Last year he left the country before investigators could question him in an investigation in which 30 people including his wife have been charged with obtaining newborn babies from neighboring Nigeria to sell them to wealthy couples in Niger.

The government had said it would arrest Hama if he returned to the country.

“The gendarmerie proceeded on Saturday to arrest Hama Amadou in an execution of an arrest warrant against him,” a security source said.

More than a dozen supporters were arrested in the morning after calling on others to welcome Hama at the airport and accompany him to party headquarters and then to his family’s residence, the police said.

“There have been at least a dozen supporters of Hama who were arrested, including members of this political party bureau,” said a security source.

Hama, who has said the case against him is politically motivated, will be held in prison before appearing in court.

After coming third in the first round 2011 presidential election vote, Hama threw his support behind Issoufou in the run-off, helping him win the presidency.

But when Issoufou formed a government of national unity, Hama said he had done so unilaterally and switched to join the opposition.


Several shops closed for the day and security forces blocked the airport with barricades, making travel to and from the east of Niamey near impossible.

In the afternoon, police used tear gas to disperse hundreds of Hama supporters who sought to remove a roadblock by the airport.
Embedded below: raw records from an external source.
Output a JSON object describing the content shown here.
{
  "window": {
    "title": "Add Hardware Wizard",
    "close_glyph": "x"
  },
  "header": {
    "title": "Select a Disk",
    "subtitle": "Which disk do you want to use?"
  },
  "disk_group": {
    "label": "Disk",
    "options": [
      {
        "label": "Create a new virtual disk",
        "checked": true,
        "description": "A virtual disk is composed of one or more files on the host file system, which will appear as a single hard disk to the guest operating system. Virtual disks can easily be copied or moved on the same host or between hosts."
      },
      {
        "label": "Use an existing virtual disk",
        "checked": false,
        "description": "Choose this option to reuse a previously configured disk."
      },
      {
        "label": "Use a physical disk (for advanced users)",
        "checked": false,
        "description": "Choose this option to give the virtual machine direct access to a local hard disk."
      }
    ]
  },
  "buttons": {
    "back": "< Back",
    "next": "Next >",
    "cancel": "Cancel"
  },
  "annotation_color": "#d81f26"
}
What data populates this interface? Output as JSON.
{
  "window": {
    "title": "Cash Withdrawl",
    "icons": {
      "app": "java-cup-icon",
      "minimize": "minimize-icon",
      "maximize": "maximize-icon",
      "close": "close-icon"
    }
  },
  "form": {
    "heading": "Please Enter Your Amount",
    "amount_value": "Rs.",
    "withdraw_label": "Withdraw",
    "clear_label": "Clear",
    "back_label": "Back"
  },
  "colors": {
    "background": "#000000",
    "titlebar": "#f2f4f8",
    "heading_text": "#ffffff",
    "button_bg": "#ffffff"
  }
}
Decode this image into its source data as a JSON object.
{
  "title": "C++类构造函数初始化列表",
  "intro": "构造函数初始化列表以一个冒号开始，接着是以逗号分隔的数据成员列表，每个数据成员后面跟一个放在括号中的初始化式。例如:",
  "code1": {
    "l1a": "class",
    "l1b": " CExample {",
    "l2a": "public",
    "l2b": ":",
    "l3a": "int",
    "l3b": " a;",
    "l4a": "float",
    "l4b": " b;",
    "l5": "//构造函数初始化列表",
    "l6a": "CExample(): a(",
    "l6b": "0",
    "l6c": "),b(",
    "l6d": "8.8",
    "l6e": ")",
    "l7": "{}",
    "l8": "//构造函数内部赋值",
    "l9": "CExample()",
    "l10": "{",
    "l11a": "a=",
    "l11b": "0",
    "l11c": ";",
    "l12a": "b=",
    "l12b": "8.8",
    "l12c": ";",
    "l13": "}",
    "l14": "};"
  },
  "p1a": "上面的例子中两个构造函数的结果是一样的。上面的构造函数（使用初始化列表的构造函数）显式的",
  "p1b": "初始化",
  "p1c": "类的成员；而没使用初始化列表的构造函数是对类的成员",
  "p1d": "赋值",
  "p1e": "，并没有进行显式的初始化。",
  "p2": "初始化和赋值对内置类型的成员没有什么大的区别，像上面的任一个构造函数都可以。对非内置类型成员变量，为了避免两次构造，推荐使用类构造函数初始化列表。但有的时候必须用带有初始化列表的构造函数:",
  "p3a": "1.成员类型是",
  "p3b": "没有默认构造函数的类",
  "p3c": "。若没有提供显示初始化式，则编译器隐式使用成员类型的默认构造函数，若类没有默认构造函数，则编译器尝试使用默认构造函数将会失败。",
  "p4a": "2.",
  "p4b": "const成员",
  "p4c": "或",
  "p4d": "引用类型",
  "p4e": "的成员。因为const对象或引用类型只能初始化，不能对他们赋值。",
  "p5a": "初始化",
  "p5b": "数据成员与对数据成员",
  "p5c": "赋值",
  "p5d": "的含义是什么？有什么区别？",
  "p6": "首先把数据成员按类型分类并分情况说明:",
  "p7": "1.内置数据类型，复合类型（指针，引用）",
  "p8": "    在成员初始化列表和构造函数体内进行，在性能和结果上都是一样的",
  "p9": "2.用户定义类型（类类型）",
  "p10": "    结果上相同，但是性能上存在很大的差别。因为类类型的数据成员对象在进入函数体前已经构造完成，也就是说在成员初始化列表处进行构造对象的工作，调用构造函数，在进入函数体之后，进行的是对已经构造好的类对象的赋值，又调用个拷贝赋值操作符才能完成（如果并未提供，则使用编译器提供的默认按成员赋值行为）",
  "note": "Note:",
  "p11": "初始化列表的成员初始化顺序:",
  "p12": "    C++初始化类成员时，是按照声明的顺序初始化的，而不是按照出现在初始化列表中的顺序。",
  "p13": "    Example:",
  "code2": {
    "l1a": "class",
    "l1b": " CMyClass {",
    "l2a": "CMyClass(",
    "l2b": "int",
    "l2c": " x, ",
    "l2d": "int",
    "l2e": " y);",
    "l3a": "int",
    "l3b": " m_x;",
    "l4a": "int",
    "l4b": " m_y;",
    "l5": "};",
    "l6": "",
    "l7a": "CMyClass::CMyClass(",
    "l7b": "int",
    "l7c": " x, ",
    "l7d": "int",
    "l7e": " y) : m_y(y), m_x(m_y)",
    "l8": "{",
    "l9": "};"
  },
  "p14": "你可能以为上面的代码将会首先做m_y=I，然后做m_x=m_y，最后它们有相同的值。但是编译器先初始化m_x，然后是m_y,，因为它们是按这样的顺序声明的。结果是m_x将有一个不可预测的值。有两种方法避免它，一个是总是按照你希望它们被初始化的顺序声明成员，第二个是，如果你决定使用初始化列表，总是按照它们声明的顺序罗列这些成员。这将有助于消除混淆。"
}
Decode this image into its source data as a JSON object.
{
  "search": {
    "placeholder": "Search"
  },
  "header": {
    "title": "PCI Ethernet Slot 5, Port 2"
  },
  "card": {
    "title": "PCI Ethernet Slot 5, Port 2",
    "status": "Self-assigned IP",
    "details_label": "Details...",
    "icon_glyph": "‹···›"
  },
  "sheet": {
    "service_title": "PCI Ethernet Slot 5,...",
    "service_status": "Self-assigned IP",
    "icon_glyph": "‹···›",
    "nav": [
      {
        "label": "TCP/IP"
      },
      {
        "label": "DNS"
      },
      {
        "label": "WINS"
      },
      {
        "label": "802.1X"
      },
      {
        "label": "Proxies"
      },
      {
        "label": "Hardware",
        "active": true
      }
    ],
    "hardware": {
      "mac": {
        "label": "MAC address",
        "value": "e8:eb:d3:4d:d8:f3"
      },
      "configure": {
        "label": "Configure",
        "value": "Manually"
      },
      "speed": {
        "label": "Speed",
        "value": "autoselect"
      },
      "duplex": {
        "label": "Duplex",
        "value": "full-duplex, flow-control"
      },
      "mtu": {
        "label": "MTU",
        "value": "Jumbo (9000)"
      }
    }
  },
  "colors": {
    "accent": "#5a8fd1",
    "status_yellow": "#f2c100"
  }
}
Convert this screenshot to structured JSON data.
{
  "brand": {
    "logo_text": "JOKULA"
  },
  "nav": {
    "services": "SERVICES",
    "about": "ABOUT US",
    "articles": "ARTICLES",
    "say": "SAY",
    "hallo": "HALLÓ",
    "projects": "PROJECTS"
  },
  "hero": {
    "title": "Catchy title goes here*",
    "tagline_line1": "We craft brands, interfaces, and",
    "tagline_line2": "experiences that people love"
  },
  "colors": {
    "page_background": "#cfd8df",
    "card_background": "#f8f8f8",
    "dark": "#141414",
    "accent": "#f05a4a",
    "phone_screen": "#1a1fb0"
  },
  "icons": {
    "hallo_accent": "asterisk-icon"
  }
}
The crowd responded by throwing stones at security forces.

Four reporters from two private Niger television stations, Labri and Niger 24, were arrested, the heads of the channels said.

Niamey Governor Hamidou Garba said on public television that a child had died when a motor cyclist hit him in an attempt to force the police barricade. Police were searching for the motor cyclist.

Writing by Makini Brice; Editing by Hugh Lawson